Friday, February 19, 2016
Early in their set at Bexhill's De La Warr Pavilion last night, Savages' lead singer Jehnny Beth emphatically proclaims, with all the force and passion of her vocal delivery, that "love is the answer". A line from the opening song of new album, Adore Life, it is a sentiment that is quickly compromised as the evening progresses. On Sad Person, Beth observes that "Love is a disease/The strongest addiction I know." And it is this contradiction that is at the heart of Adore Life.

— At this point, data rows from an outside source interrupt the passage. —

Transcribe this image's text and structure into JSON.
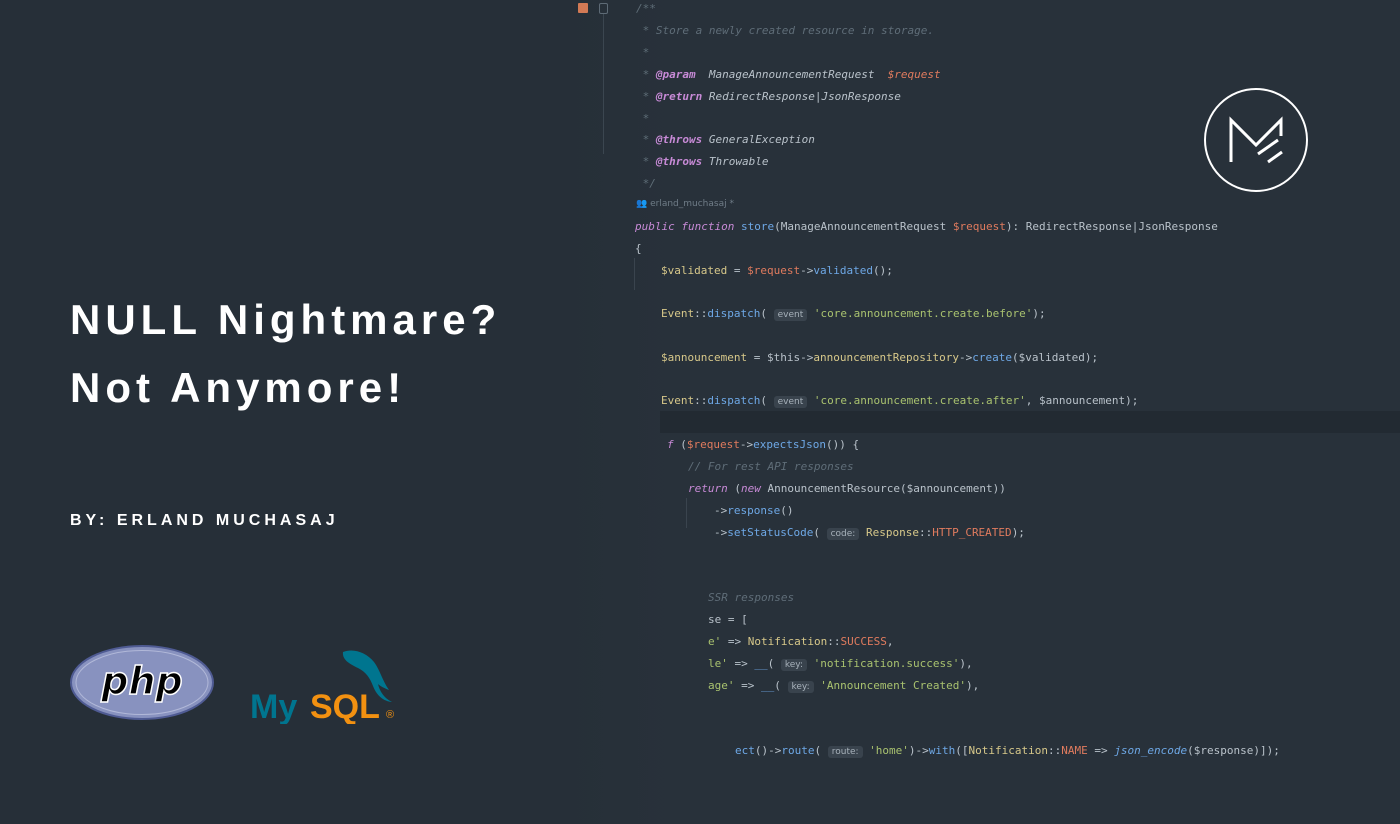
{
  "headline": {
    "line1": "NULL Nightmare?",
    "line2": "Not Anymore!"
  },
  "byline": "BY: ERLAND MUCHASAJ",
  "logos": {
    "php": "php",
    "mysql_my": "My",
    "mysql_sql": "SQL",
    "mysql_reg": "®",
    "brand_icon": "m-monogram-icon"
  },
  "colors": {
    "background": "#262f38",
    "headline": "#ffffff",
    "php_purple": "#8892bf",
    "mysql_blue": "#00758f",
    "mysql_orange": "#f29111"
  },
  "editor": {
    "author": "erland_muchasaj *",
    "lines": [
      "/**",
      " * Store a newly created resource in storage.",
      " *",
      " * @param  ManageAnnouncementRequest  $request",
      " * @return RedirectResponse|JsonResponse",
      " *",
      " * @throws GeneralException",
      " * @throws Throwable",
      " */",
      "public function store(ManageAnnouncementRequest $request): RedirectResponse|JsonResponse",
      "{",
      "$validated = $request->validated();",
      "Event::dispatch( event 'core.announcement.create.before');",
      "$announcement = $this->announcementRepository->create($validated);",
      "Event::dispatch( event 'core.announcement.create.after', $announcement);",
      "f ($request->expectsJson()) {",
      "// For rest API responses",
      "return (new AnnouncementResource($announcement))",
      "->response()",
      "->setStatusCode( code: Response::HTTP_CREATED);",
      "SSR responses",
      "se = [",
      "e' => Notification::SUCCESS,",
      "le' => __( key: 'notification.success'),",
      "age' => __( key: 'Announcement Created'),",
      "ect()->route( route: 'home')->with([Notification::NAME => json_encode($response)]);"
    ]
  }
}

If the first half of the album's title is in Beth's native French, then this collection of songs would seem to be about the joy, pain and intensity that necessarily accompany a love life.

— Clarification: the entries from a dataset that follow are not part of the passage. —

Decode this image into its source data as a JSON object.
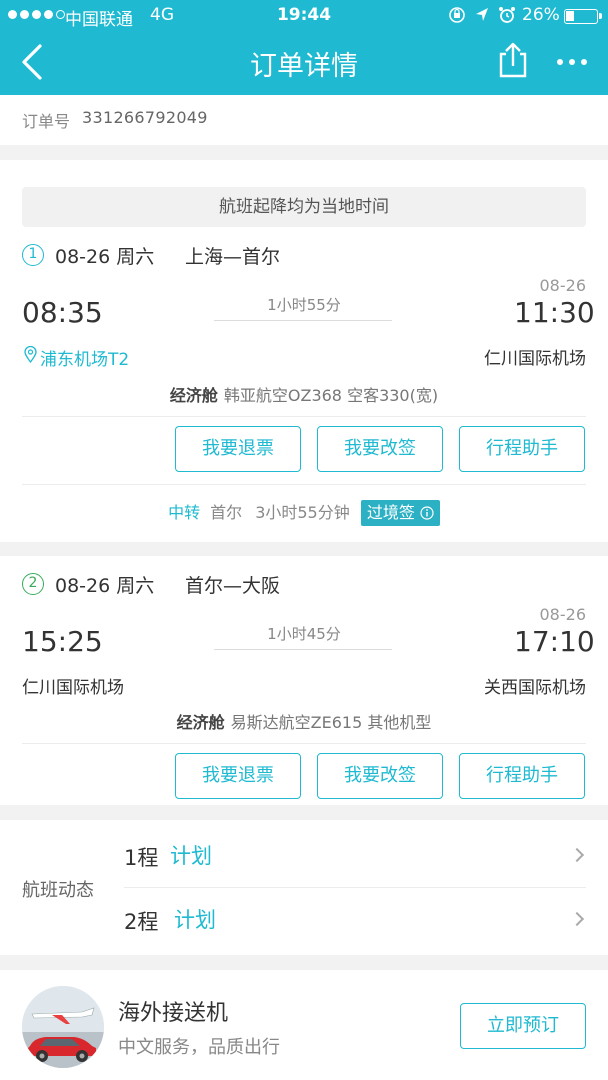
{
  "status_bar": {
    "carrier": "中国联通",
    "network": "4G",
    "time": "19:44",
    "battery": "26%",
    "battery_level": 0.26
  },
  "nav": {
    "title": "订单详情",
    "icons": [
      "back-icon",
      "share-icon",
      "more-icon"
    ]
  },
  "order": {
    "label": "订单号",
    "number": "331266792049"
  },
  "notice": "航班起降均为当地时间",
  "segments": [
    {
      "index": "1",
      "date": "08-26 周六",
      "route": "上海—首尔",
      "dep_time": "08:35",
      "arr_time": "11:30",
      "arr_date": "08-26",
      "duration": "1小时55分",
      "dep_airport": "浦东机场T2",
      "arr_airport": "仁川国际机场",
      "cabin": "经济舱",
      "flight": "韩亚航空OZ368  空客330(宽)"
    },
    {
      "index": "2",
      "date": "08-26 周六",
      "route": "首尔—大阪",
      "dep_time": "15:25",
      "arr_time": "17:10",
      "arr_date": "08-26",
      "duration": "1小时45分",
      "dep_airport": "仁川国际机场",
      "arr_airport": "关西国际机场",
      "cabin": "经济舱",
      "flight": "易斯达航空ZE615  其他机型"
    }
  ],
  "actions": {
    "refund": "我要退票",
    "change": "我要改签",
    "assistant": "行程助手"
  },
  "transfer": {
    "label": "中转",
    "city": "首尔",
    "duration": "3小时55分钟",
    "visa": "过境签"
  },
  "dynamics": {
    "label": "航班动态",
    "rows": [
      {
        "leg": "1程",
        "status": "计划"
      },
      {
        "leg": "2程",
        "status": "计划"
      }
    ]
  },
  "promo": {
    "title": "海外接送机",
    "subtitle": "中文服务，品质出行",
    "button": "立即预订"
  },
  "colors": {
    "accent": "#1fbad1",
    "green": "#3aaa5a",
    "background": "#f2f2f2"
  }
}
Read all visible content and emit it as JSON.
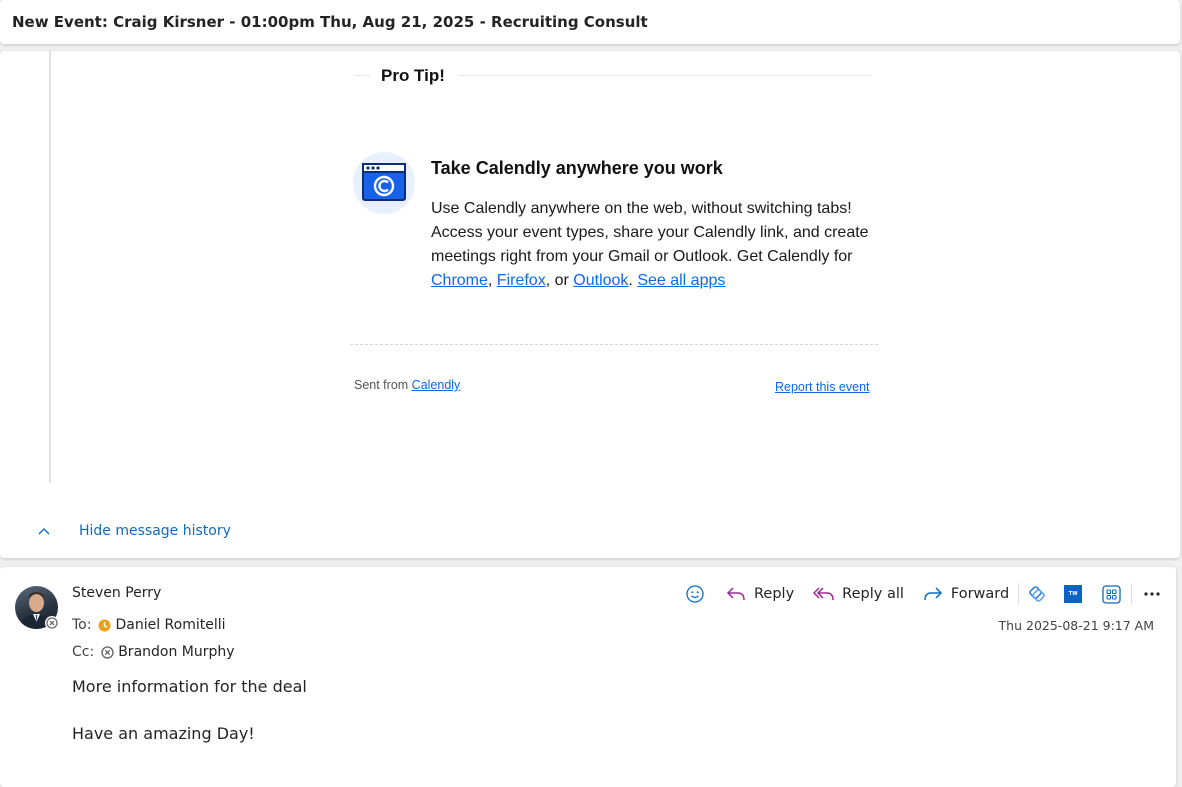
{
  "subject": "New Event: Craig Kirsner - 01:00pm Thu, Aug 21, 2025 - Recruiting Consult",
  "quoted_message": {
    "pro_tip_title": "Pro Tip!",
    "promo_title": "Take Calendly anywhere you work",
    "promo_text": "Use Calendly anywhere on the web, without switching tabs! Access your event types, share your Calendly link, and create meetings right from your Gmail or Outlook. Get Calendly for",
    "links": {
      "chrome": "Chrome",
      "firefox": "Firefox",
      "or_text": "or",
      "outlook": "Outlook",
      "see_all": "See all apps"
    },
    "sent_from_text": "Sent from",
    "sent_from_link": "Calendly",
    "report_link": "Report this event"
  },
  "hide_history_label": "Hide message history",
  "message": {
    "sender": "Steven Perry",
    "to_label": "To:",
    "to": "Daniel Romitelli",
    "cc_label": "Cc:",
    "cc": "Brandon Murphy",
    "timestamp": "Thu 2025-08-21 9:17 AM",
    "body_line1": "More information for the deal",
    "body_line2": "Have an amazing Day!"
  },
  "actions": {
    "reply": "Reply",
    "reply_all": "Reply all",
    "forward": "Forward",
    "addin_badge": "TW"
  },
  "colors": {
    "link": "#0b6be6",
    "accent": "#0f6cbd",
    "reply_icon": "#9b2d8f",
    "forward_icon": "#0f6cbd",
    "presence_away": "#e8a317"
  },
  "icons": [
    "smile-icon",
    "reply-icon",
    "reply-all-icon",
    "forward-icon",
    "loop-icon",
    "addin-icon",
    "apps-icon",
    "more-icon",
    "chevron-up-icon",
    "calendly-app-icon"
  ]
}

If only love was as black and white as Savages' image: the monochrome album artwork and the chiaroscuro setting of their live shows creates an aura of studied cool; but this is belied by Jehnny Beth. Cajoling the audience into participation, laughing at a false start and even a spot of crowd surfing ("I can't believe you dropped me!"), there was no distance, only enjoyment in an energetic performance. Perhaps buoyed by the brio of support act Bo Ningen and their Japanese acid noise, the audience respond in kind.

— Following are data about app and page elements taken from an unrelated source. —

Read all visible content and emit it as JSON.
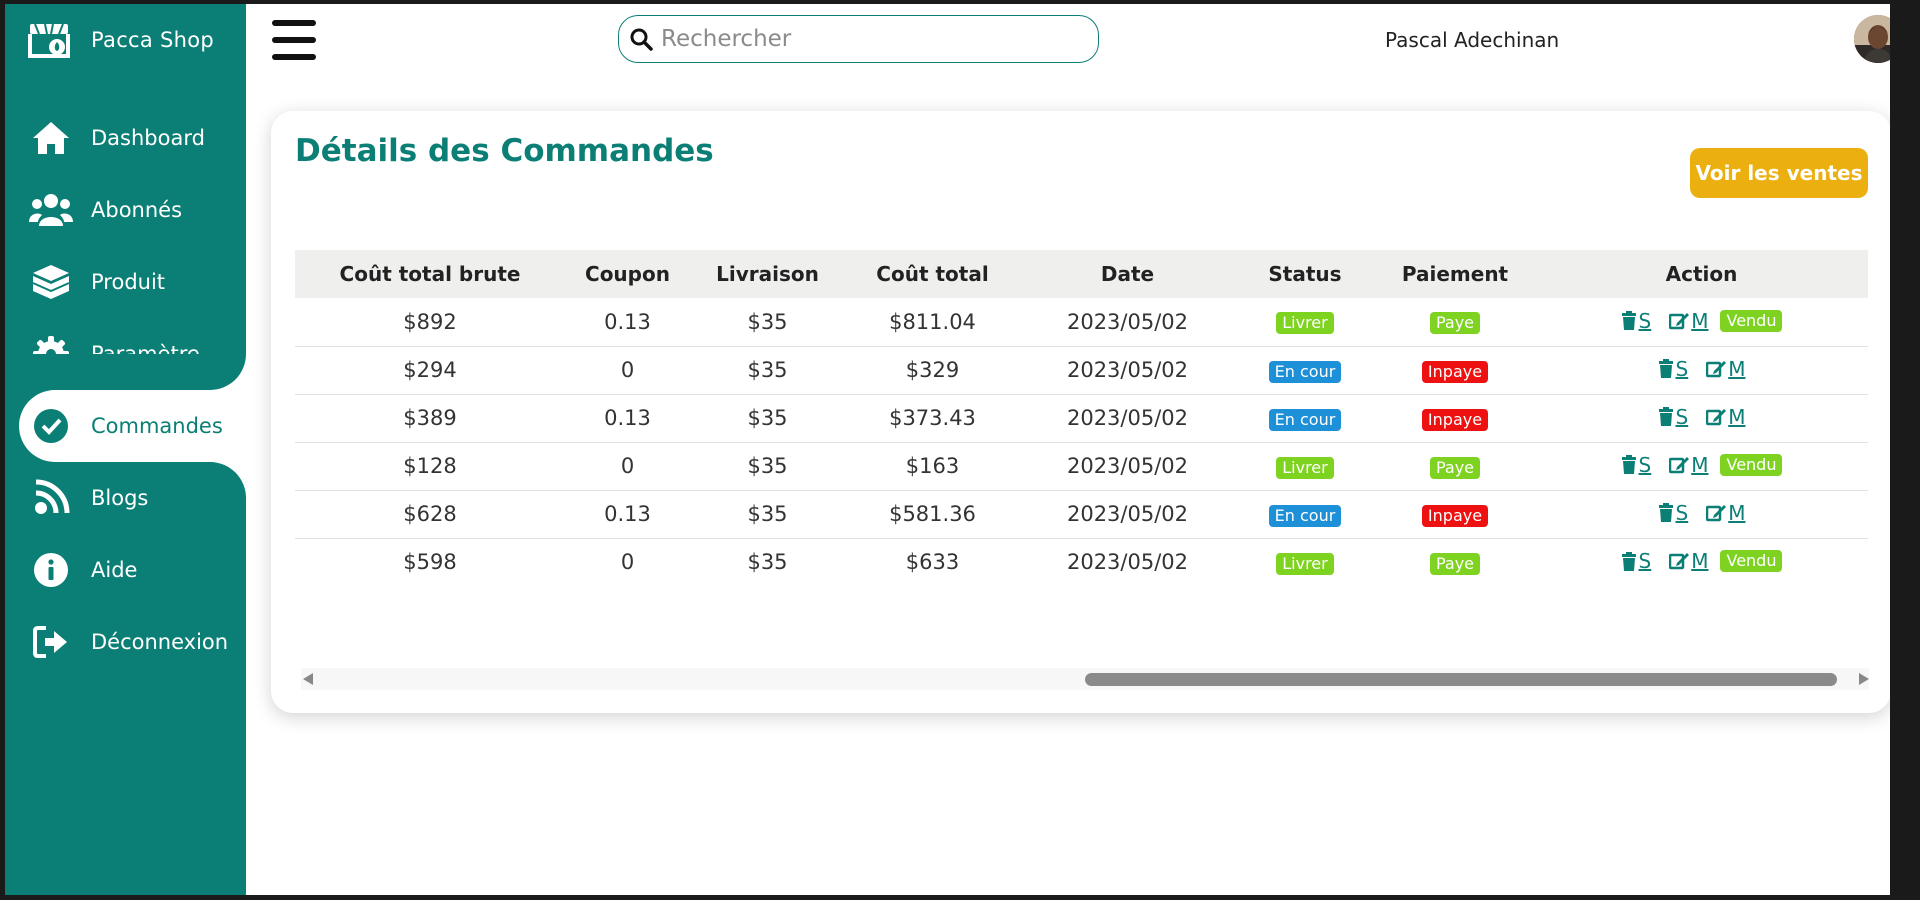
{
  "brand": {
    "name": "Pacca Shop"
  },
  "sidebar": {
    "items": [
      {
        "label": "Dashboard",
        "icon": "home-icon"
      },
      {
        "label": "Abonnés",
        "icon": "users-icon"
      },
      {
        "label": "Produit",
        "icon": "box-icon"
      },
      {
        "label": "Paramètre",
        "icon": "gear-icon"
      },
      {
        "label": "Commandes",
        "icon": "check-circle-icon",
        "active": true
      },
      {
        "label": "Blogs",
        "icon": "blog-icon"
      },
      {
        "label": "Aide",
        "icon": "info-icon"
      },
      {
        "label": "Déconnexion",
        "icon": "logout-icon"
      }
    ]
  },
  "header": {
    "search_placeholder": "Rechercher",
    "username": "Pascal Adechinan"
  },
  "orders": {
    "title": "Détails des Commandes",
    "sales_button": "Voir les ventes",
    "columns": [
      "Coût total brute",
      "Coupon",
      "Livraison",
      "Coût total",
      "Date",
      "Status",
      "Paiement",
      "Action"
    ],
    "rows": [
      {
        "gross": "$892",
        "coupon": "0.13",
        "delivery": "$35",
        "total": "$811.04",
        "date": "2023/05/02",
        "status": "Livrer",
        "payment": "Paye",
        "delete": "S",
        "edit": "M",
        "sold": "Vendu"
      },
      {
        "gross": "$294",
        "coupon": "0",
        "delivery": "$35",
        "total": "$329",
        "date": "2023/05/02",
        "status": "En cour",
        "payment": "Inpaye",
        "delete": "S",
        "edit": "M",
        "sold": ""
      },
      {
        "gross": "$389",
        "coupon": "0.13",
        "delivery": "$35",
        "total": "$373.43",
        "date": "2023/05/02",
        "status": "En cour",
        "payment": "Inpaye",
        "delete": "S",
        "edit": "M",
        "sold": ""
      },
      {
        "gross": "$128",
        "coupon": "0",
        "delivery": "$35",
        "total": "$163",
        "date": "2023/05/02",
        "status": "Livrer",
        "payment": "Paye",
        "delete": "S",
        "edit": "M",
        "sold": "Vendu"
      },
      {
        "gross": "$628",
        "coupon": "0.13",
        "delivery": "$35",
        "total": "$581.36",
        "date": "2023/05/02",
        "status": "En cour",
        "payment": "Inpaye",
        "delete": "S",
        "edit": "M",
        "sold": ""
      },
      {
        "gross": "$598",
        "coupon": "0",
        "delivery": "$35",
        "total": "$633",
        "date": "2023/05/02",
        "status": "Livrer",
        "payment": "Paye",
        "delete": "S",
        "edit": "M",
        "sold": "Vendu"
      }
    ]
  },
  "colors": {
    "primary": "#0b7f75",
    "accent": "#ebb010",
    "status_livrer": "#7ed321",
    "status_en_cour": "#1e90d8",
    "payment_inpaye": "#ee1111"
  }
}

It is over two years since I last saw Savages live and, that night in Brighton, they were full of the post-punk vigour of their debut album, Silence Yourself. Few of those songs featured last night, although the frantic Patti Smith vitality of Husbands is greeted rapturously by the crowd; but the new material shows a band developing. T.I.W.Y.G. sounds as incredible live as it does on record and, on Adore, they demonstrate a sound maturing to include flourishes of light and shade. Gemma Thompson still paints a remarkable sonic landscape with her guitar and Ayse Hassan's rumbling, sternum-shaking bass is much more to the fore. Underpinned by now-seated drummer Fay Milton's rapid-fire staccato drumming, Savages are a tight unit and, after perennial favourite Fuckers, they unite in a sisterly bow to take the audience's acclaim.